[Exercise aim] Exactly as written, print out each entry in the data, with no pictures.

[Data to process]
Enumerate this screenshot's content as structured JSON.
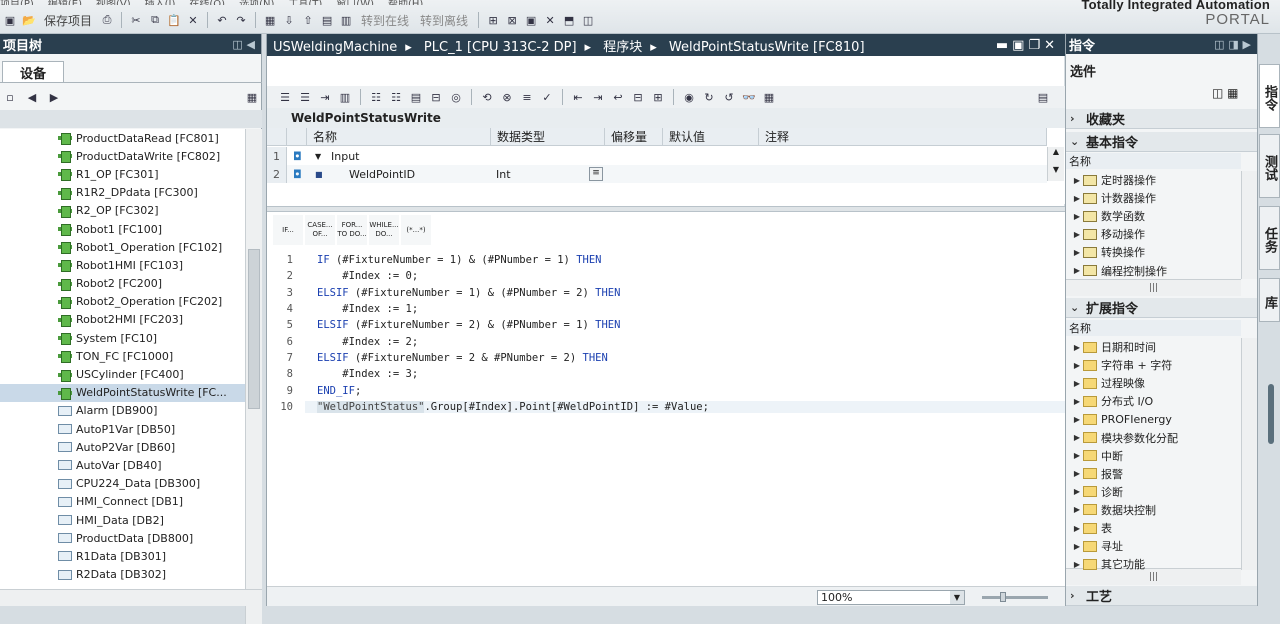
{
  "menu": [
    "项目(P)",
    "编辑(E)",
    "视图(V)",
    "插入(I)",
    "在线(O)",
    "选项(N)",
    "工具(T)",
    "窗口(W)",
    "帮助(H)"
  ],
  "toolbar": {
    "save_project": "保存项目",
    "go_online": "转到在线",
    "go_offline": "转到离线"
  },
  "brand": {
    "line1": "Totally Integrated Automation",
    "line2": "PORTAL"
  },
  "project_tree": {
    "title": "项目树",
    "devices_tab": "设备",
    "items": [
      {
        "label": "ProductDataRead [FC801]",
        "type": "fc"
      },
      {
        "label": "ProductDataWrite [FC802]",
        "type": "fc"
      },
      {
        "label": "R1_OP [FC301]",
        "type": "fc"
      },
      {
        "label": "R1R2_DPdata [FC300]",
        "type": "fc"
      },
      {
        "label": "R2_OP [FC302]",
        "type": "fc"
      },
      {
        "label": "Robot1 [FC100]",
        "type": "fc"
      },
      {
        "label": "Robot1_Operation [FC102]",
        "type": "fc"
      },
      {
        "label": "Robot1HMI [FC103]",
        "type": "fc"
      },
      {
        "label": "Robot2 [FC200]",
        "type": "fc"
      },
      {
        "label": "Robot2_Operation [FC202]",
        "type": "fc"
      },
      {
        "label": "Robot2HMI [FC203]",
        "type": "fc"
      },
      {
        "label": "System [FC10]",
        "type": "fc"
      },
      {
        "label": "TON_FC [FC1000]",
        "type": "fc"
      },
      {
        "label": "USCylinder [FC400]",
        "type": "fc"
      },
      {
        "label": "WeldPointStatusWrite [FC...",
        "type": "fc",
        "selected": true
      },
      {
        "label": "Alarm [DB900]",
        "type": "db"
      },
      {
        "label": "AutoP1Var [DB50]",
        "type": "db"
      },
      {
        "label": "AutoP2Var [DB60]",
        "type": "db"
      },
      {
        "label": "AutoVar [DB40]",
        "type": "db"
      },
      {
        "label": "CPU224_Data [DB300]",
        "type": "db"
      },
      {
        "label": "HMI_Connect [DB1]",
        "type": "db"
      },
      {
        "label": "HMI_Data [DB2]",
        "type": "db"
      },
      {
        "label": "ProductData [DB800]",
        "type": "db"
      },
      {
        "label": "R1Data [DB301]",
        "type": "db"
      },
      {
        "label": "R2Data [DB302]",
        "type": "db"
      }
    ]
  },
  "editor": {
    "breadcrumb": [
      "USWeldingMachine",
      "PLC_1 [CPU 313C-2 DP]",
      "程序块",
      "WeldPointStatusWrite [FC810]"
    ],
    "block_name": "WeldPointStatusWrite",
    "columns": [
      "名称",
      "数据类型",
      "偏移量",
      "默认值",
      "注释"
    ],
    "interface_rows": [
      {
        "num": "1",
        "name": "Input",
        "type": ""
      },
      {
        "num": "2",
        "name": "WeldPointID",
        "type": "Int"
      }
    ],
    "keyword_buttons": [
      "IF...",
      "CASE... OF...",
      "FOR... TO DO...",
      "WHILE... DO...",
      "(*...*)"
    ],
    "code_lines": [
      {
        "n": "1",
        "text": "IF (#FixtureNumber = 1) & (#PNumber = 1) THEN"
      },
      {
        "n": "2",
        "text": "    #Index := 0;"
      },
      {
        "n": "3",
        "text": "ELSIF (#FixtureNumber = 1) & (#PNumber = 2) THEN"
      },
      {
        "n": "4",
        "text": "    #Index := 1;"
      },
      {
        "n": "5",
        "text": "ELSIF (#FixtureNumber = 2) & (#PNumber = 1) THEN"
      },
      {
        "n": "6",
        "text": "    #Index := 2;"
      },
      {
        "n": "7",
        "text": "ELSIF (#FixtureNumber = 2 & #PNumber = 2) THEN"
      },
      {
        "n": "8",
        "text": "    #Index := 3;"
      },
      {
        "n": "9",
        "text": "END_IF;"
      },
      {
        "n": "10",
        "text": "\"WeldPointStatus\".Group[#Index].Point[#WeldPointID] := #Value;"
      }
    ],
    "zoom": "100%"
  },
  "instructions": {
    "title": "指令",
    "options": "选件",
    "favorites": "收藏夹",
    "basic": "基本指令",
    "name_col": "名称",
    "basic_items": [
      "定时器操作",
      "计数器操作",
      "数学函数",
      "移动操作",
      "转换操作",
      "编程控制操作"
    ],
    "extended": "扩展指令",
    "extended_items": [
      "日期和时间",
      "字符串 + 字符",
      "过程映像",
      "分布式 I/O",
      "PROFIenergy",
      "模块参数化分配",
      "中断",
      "报警",
      "诊断",
      "数据块控制",
      "表",
      "寻址",
      "其它功能"
    ],
    "tech": "工艺"
  },
  "side_tabs": [
    "指令",
    "测试",
    "任务",
    "库"
  ]
}
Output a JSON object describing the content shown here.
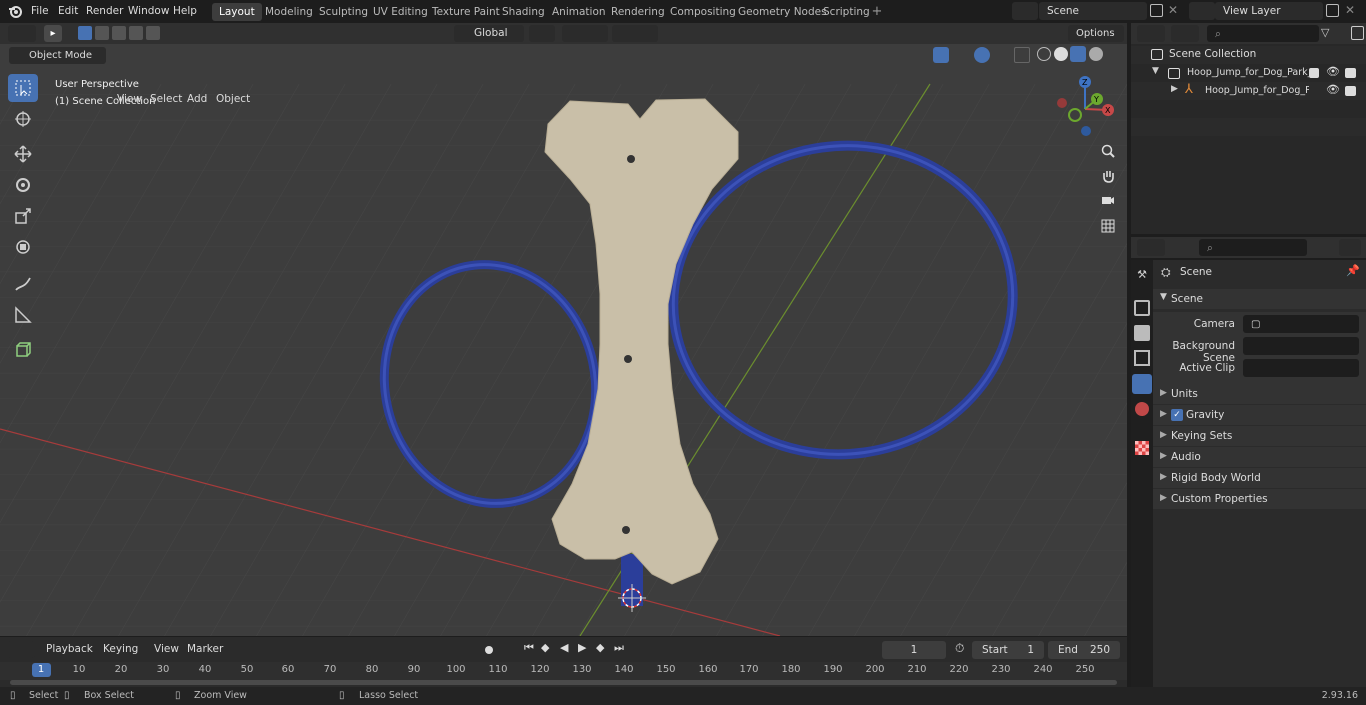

[Answer for this exercise]
Enumerate this screenshot's content as structured JSON.
{
  "menu": [
    "项目(P)",
    "编辑(E)",
    "视图(V)",
    "插入(I)",
    "在线(O)",
    "选项(N)",
    "工具(T)",
    "窗口(W)",
    "帮助(H)"
  ],
  "toolbar": {
    "save_project": "保存项目",
    "go_online": "转到在线",
    "go_offline": "转到离线"
  },
  "brand": {
    "line1": "Totally Integrated Automation",
    "line2": "PORTAL"
  },
  "project_tree": {
    "title": "项目树",
    "devices_tab": "设备",
    "items": [
      {
        "label": "ProductDataRead [FC801]",
        "type": "fc"
      },
      {
        "label": "ProductDataWrite [FC802]",
        "type": "fc"
      },
      {
        "label": "R1_OP [FC301]",
        "type": "fc"
      },
      {
        "label": "R1R2_DPdata [FC300]",
        "type": "fc"
      },
      {
        "label": "R2_OP [FC302]",
        "type": "fc"
      },
      {
        "label": "Robot1 [FC100]",
        "type": "fc"
      },
      {
        "label": "Robot1_Operation [FC102]",
        "type": "fc"
      },
      {
        "label": "Robot1HMI [FC103]",
        "type": "fc"
      },
      {
        "label": "Robot2 [FC200]",
        "type": "fc"
      },
      {
        "label": "Robot2_Operation [FC202]",
        "type": "fc"
      },
      {
        "label": "Robot2HMI [FC203]",
        "type": "fc"
      },
      {
        "label": "System [FC10]",
        "type": "fc"
      },
      {
        "label": "TON_FC [FC1000]",
        "type": "fc"
      },
      {
        "label": "USCylinder [FC400]",
        "type": "fc"
      },
      {
        "label": "WeldPointStatusWrite [FC...",
        "type": "fc",
        "selected": true
      },
      {
        "label": "Alarm [DB900]",
        "type": "db"
      },
      {
        "label": "AutoP1Var [DB50]",
        "type": "db"
      },
      {
        "label": "AutoP2Var [DB60]",
        "type": "db"
      },
      {
        "label": "AutoVar [DB40]",
        "type": "db"
      },
      {
        "label": "CPU224_Data [DB300]",
        "type": "db"
      },
      {
        "label": "HMI_Connect [DB1]",
        "type": "db"
      },
      {
        "label": "HMI_Data [DB2]",
        "type": "db"
      },
      {
        "label": "ProductData [DB800]",
        "type": "db"
      },
      {
        "label": "R1Data [DB301]",
        "type": "db"
      },
      {
        "label": "R2Data [DB302]",
        "type": "db"
      }
    ]
  },
  "editor": {
    "breadcrumb": [
      "USWeldingMachine",
      "PLC_1 [CPU 313C-2 DP]",
      "程序块",
      "WeldPointStatusWrite [FC810]"
    ],
    "block_name": "WeldPointStatusWrite",
    "columns": [
      "名称",
      "数据类型",
      "偏移量",
      "默认值",
      "注释"
    ],
    "interface_rows": [
      {
        "num": "1",
        "name": "Input",
        "type": ""
      },
      {
        "num": "2",
        "name": "WeldPointID",
        "type": "Int"
      }
    ],
    "keyword_buttons": [
      "IF...",
      "CASE... OF...",
      "FOR... TO DO...",
      "WHILE... DO...",
      "(*...*)"
    ],
    "code_lines": [
      {
        "n": "1",
        "text": "IF (#FixtureNumber = 1) & (#PNumber = 1) THEN"
      },
      {
        "n": "2",
        "text": "    #Index := 0;"
      },
      {
        "n": "3",
        "text": "ELSIF (#FixtureNumber = 1) & (#PNumber = 2) THEN"
      },
      {
        "n": "4",
        "text": "    #Index := 1;"
      },
      {
        "n": "5",
        "text": "ELSIF (#FixtureNumber = 2) & (#PNumber = 1) THEN"
      },
      {
        "n": "6",
        "text": "    #Index := 2;"
      },
      {
        "n": "7",
        "text": "ELSIF (#FixtureNumber = 2 & #PNumber = 2) THEN"
      },
      {
        "n": "8",
        "text": "    #Index := 3;"
      },
      {
        "n": "9",
        "text": "END_IF;"
      },
      {
        "n": "10",
        "text": "\"WeldPointStatus\".Group[#Index].Point[#WeldPointID] := #Value;"
      }
    ],
    "zoom": "100%"
  },
  "instructions": {
    "title": "指令",
    "options": "选件",
    "favorites": "收藏夹",
    "basic": "基本指令",
    "name_col": "名称",
    "basic_items": [
      "定时器操作",
      "计数器操作",
      "数学函数",
      "移动操作",
      "转换操作",
      "编程控制操作"
    ],
    "extended": "扩展指令",
    "extended_items": [
      "日期和时间",
      "字符串 + 字符",
      "过程映像",
      "分布式 I/O",
      "PROFIenergy",
      "模块参数化分配",
      "中断",
      "报警",
      "诊断",
      "数据块控制",
      "表",
      "寻址",
      "其它功能"
    ],
    "tech": "工艺"
  },
  "side_tabs": [
    "指令",
    "测试",
    "任务",
    "库"
  ]
}
Output a JSON object describing the content shown here.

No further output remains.